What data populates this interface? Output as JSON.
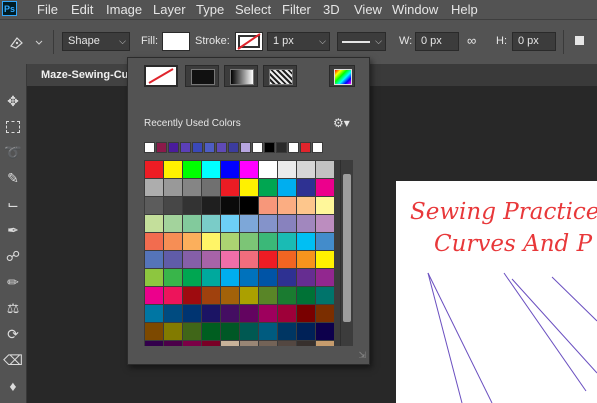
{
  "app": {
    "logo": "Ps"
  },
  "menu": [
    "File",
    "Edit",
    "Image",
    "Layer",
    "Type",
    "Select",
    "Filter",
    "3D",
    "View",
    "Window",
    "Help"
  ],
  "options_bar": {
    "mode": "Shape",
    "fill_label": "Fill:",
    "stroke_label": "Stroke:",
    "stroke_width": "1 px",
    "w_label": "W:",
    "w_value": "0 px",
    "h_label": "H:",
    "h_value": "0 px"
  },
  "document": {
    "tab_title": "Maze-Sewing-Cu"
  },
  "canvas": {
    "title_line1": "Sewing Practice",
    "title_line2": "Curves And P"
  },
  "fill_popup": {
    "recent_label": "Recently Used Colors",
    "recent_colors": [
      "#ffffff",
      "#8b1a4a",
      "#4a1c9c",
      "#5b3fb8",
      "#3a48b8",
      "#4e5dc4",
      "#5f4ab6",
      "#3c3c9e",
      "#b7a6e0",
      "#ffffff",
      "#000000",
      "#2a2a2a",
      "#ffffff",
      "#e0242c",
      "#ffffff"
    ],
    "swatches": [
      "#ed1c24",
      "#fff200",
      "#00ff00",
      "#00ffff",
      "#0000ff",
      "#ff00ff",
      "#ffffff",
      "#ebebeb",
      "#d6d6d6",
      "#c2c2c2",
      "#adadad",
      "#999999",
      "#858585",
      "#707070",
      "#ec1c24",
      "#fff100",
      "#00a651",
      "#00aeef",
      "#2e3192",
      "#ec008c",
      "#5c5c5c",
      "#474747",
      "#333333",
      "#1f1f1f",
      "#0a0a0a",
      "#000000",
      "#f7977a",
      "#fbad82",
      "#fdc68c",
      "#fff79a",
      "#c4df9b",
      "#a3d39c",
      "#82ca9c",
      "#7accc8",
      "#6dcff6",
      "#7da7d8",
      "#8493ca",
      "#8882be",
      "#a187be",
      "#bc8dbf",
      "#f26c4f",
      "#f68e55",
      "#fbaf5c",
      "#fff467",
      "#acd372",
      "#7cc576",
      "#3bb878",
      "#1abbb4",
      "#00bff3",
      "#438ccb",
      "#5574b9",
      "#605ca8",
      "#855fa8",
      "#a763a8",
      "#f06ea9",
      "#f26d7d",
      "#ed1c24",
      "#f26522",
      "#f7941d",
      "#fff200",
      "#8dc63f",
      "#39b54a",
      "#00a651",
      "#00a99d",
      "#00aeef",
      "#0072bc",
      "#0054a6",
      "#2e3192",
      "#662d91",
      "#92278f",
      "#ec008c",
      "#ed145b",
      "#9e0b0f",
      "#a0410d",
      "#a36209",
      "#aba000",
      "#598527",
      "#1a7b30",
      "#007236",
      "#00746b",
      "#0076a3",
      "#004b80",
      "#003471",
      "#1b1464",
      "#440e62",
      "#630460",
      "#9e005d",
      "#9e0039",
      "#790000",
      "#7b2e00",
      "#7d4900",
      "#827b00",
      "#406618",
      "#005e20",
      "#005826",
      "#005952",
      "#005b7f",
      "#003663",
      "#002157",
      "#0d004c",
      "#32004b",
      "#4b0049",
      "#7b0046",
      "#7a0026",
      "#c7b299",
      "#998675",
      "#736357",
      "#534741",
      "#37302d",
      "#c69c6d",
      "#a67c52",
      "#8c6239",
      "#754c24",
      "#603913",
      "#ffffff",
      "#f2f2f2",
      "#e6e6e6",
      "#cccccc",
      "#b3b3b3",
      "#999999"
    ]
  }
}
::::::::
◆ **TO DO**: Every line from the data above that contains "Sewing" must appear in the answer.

◆ **ANSWER SECTION**:
    "tab_title": "Maze-Sewing-Cu"
    "title_line1": "Sewing Practice",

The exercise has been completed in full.